Your choice of salt does matter. First, look for salt that that doesn’t contain any anti-caking additives like silica. Second, try to get salt that doesn’t contain any added iodine. There’s talk that iodine might impair the action of our cilia. I don’t know if it’s true, but why chance it? (The small amount of naturally-occurring iodine in sea salt appears to be fine). And it appears to be better to use the grey, unrefined “gourmet” salts for their more diverse mineral content.
But don’t stress too much about using special salts.
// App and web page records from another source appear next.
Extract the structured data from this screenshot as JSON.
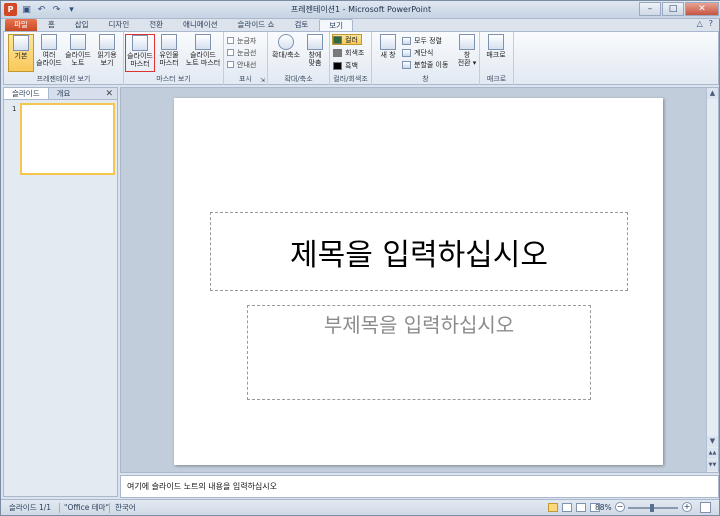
{
  "window": {
    "title": "프레젠테이션1 - Microsoft PowerPoint",
    "app_icon_letter": "P",
    "qat": [
      "save-icon",
      "undo-icon",
      "redo-icon",
      "customize-icon"
    ],
    "controls": {
      "minimize": "–",
      "maximize": "□",
      "close": "✕"
    }
  },
  "tabs": [
    {
      "label": "파일",
      "kind": "file"
    },
    {
      "label": "홈"
    },
    {
      "label": "삽입"
    },
    {
      "label": "디자인"
    },
    {
      "label": "전환"
    },
    {
      "label": "애니메이션"
    },
    {
      "label": "슬라이드 쇼"
    },
    {
      "label": "검토"
    },
    {
      "label": "보기",
      "active": true
    }
  ],
  "tab_right": {
    "minimize_ribbon": "△",
    "help": "?"
  },
  "ribbon": {
    "presentation_views": {
      "label": "프레젠테이션 보기",
      "buttons": [
        {
          "line1": "기본",
          "line2": ""
        },
        {
          "line1": "여러",
          "line2": "슬라이드"
        },
        {
          "line1": "슬라이드",
          "line2": "노트"
        },
        {
          "line1": "읽기용",
          "line2": "보기"
        }
      ]
    },
    "master_views": {
      "label": "마스터 보기",
      "buttons": [
        {
          "line1": "슬라이드",
          "line2": "마스터"
        },
        {
          "line1": "유인물",
          "line2": "마스터"
        },
        {
          "line1": "슬라이드",
          "line2": "노트 마스터"
        }
      ]
    },
    "show": {
      "label": "표시",
      "items": [
        "눈금자",
        "눈금선",
        "안내선"
      ],
      "launcher": "⇲"
    },
    "zoom": {
      "label": "확대/축소",
      "buttons": [
        {
          "line1": "확대/축소",
          "line2": ""
        },
        {
          "line1": "창에",
          "line2": "맞춤"
        }
      ]
    },
    "color": {
      "label": "컬러/회색조",
      "items": [
        {
          "label": "컬러",
          "color": "#2f6b3a"
        },
        {
          "label": "회색조",
          "color": "#7a7a7a"
        },
        {
          "label": "흑백",
          "color": "#000000"
        }
      ]
    },
    "window": {
      "label": "창",
      "new_window": "새 창",
      "items": [
        "모두 정렬",
        "계단식",
        "분할줄 이동"
      ],
      "switch_line1": "창",
      "switch_line2": "전환 ▾"
    },
    "macros": {
      "label": "매크로",
      "button": "매크로"
    }
  },
  "left_pane": {
    "tabs": [
      "슬라이드",
      "개요"
    ],
    "close": "✕",
    "slide_number": "1"
  },
  "slide": {
    "title_placeholder": "제목을 입력하십시오",
    "subtitle_placeholder": "부제목을 입력하십시오"
  },
  "notes": {
    "placeholder": "여기에 슬라이드 노트의 내용을 입력하십시오"
  },
  "status": {
    "slide_info": "슬라이드 1/1",
    "theme": "\"Office 테마\"",
    "language": "한국어",
    "zoom_percent": "88%",
    "zoom_level": 0.47,
    "minus": "−",
    "plus": "+"
  },
  "scroll": {
    "up": "▲",
    "down": "▼",
    "prev": "▲▲",
    "next": "▼▼"
  }
}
And despite the best efforts of the neti companies to convince me otherwise, I’m still going to tell you that their “Neti salts,” retailing at upwards of $10 a pound, are a ridiculous waste of your money (although for those who want it, we have it). (There are some essential oil-infused salts out there that are worth it).
You can also add a variety of antimicrobial, immune facilitating, and anti-inflammatory herbs to the pot; plus minerals like zinc or silver; or the sugar alcohol or xylitol. Buying a pre-made product can simplify things. We sell a lot of one called “Neti Wash Plus.” That being said, a half-dozen drops of herbal tincture added to a few cups of neti water is usually safe, as long as you have reasonable understanding of what the herb does. Or put it this way: pretty much anything that’s in a nasal spray can go in a neti pot. (Anyone have any experience using something unusual in your neti pot? Let me know:
- For chronic sinus infections, try herbs that kill both bacteria and fungi. Think Goldenseal (and other berberine-containing plants), Myrrh, or Pau D’Arco. 5-10 drops per pint of saline.
- For swollen congestion that doesn’t respond well to saline, consider adding homeopathic arnica liquid, about 10 drops per pint of saline. (Note: I am referring to a homeopathic Arnica only!)
- For chronic, painfully dry sinuses, add 2 Tbsp Aloe Vera juice to a pint of saline. Juice, not gel.
- Zinc also has a role in neti washes, to reduce viral adhesion and generally reduce inflammation in membranes. That being said, there have been rare case reports of intranasal (that’s a fancy way of saying “up your nose”) zinc being linked to people losing their sense of smell permanently. Nobody really knows if the zinc is actually causing this. But since the loss appears to be irreversible (and there’s so much good to smell in the world!) I’d advise against taking the risk.
- Xylitol (yes, the sweetener) is a nice contact antibacterial. 1-2 tsp per pint of saline.
- The Baraka-brand herb-infused neti salt is a wonderful all-in-one product. Just add water.
And of course, there’s your choice of neti pot to begin with. A lot of companies are making them right now, and it really just boils down to personal choice, whatever feels best in your hand (sort of like picking a toothbrush). We have hand-cast ceramic pots from Red Hot Ceramics in California, and Coryell Clayworks in Maine. We have “eco-plastic” pots from Himalayan Institute, made in China, but by a U.S. based company operating as a non-profit. Whatever you try, bear in mind: once it goes up your nose, we can’t take it as a return. Thanks for understanding, and happy neti-ing!
 To people who insist on placebo-controlled research, all I can say is: sorry. There’s no feasible placebo – no way to give half the people something that they only think they’re sticking up their noses. Jala neti is forever destined to remain an “unproven” treatment like diet, exercise, weight control and stress reduction.
 Yes, it is referred to by its acronym.
 So here’s a piece of trivia for you. Ever wonder why your nose runs like a faucet for a minute or two after coming in from the freezing cold? It’s your cilia. They freeze up and stop working when they’re very cold. When you’re actually in the cold, it’s not a problem, since your mucous freezes as well. When you come in, however, your mucous unfreezes before your cilia do. Drip, drip.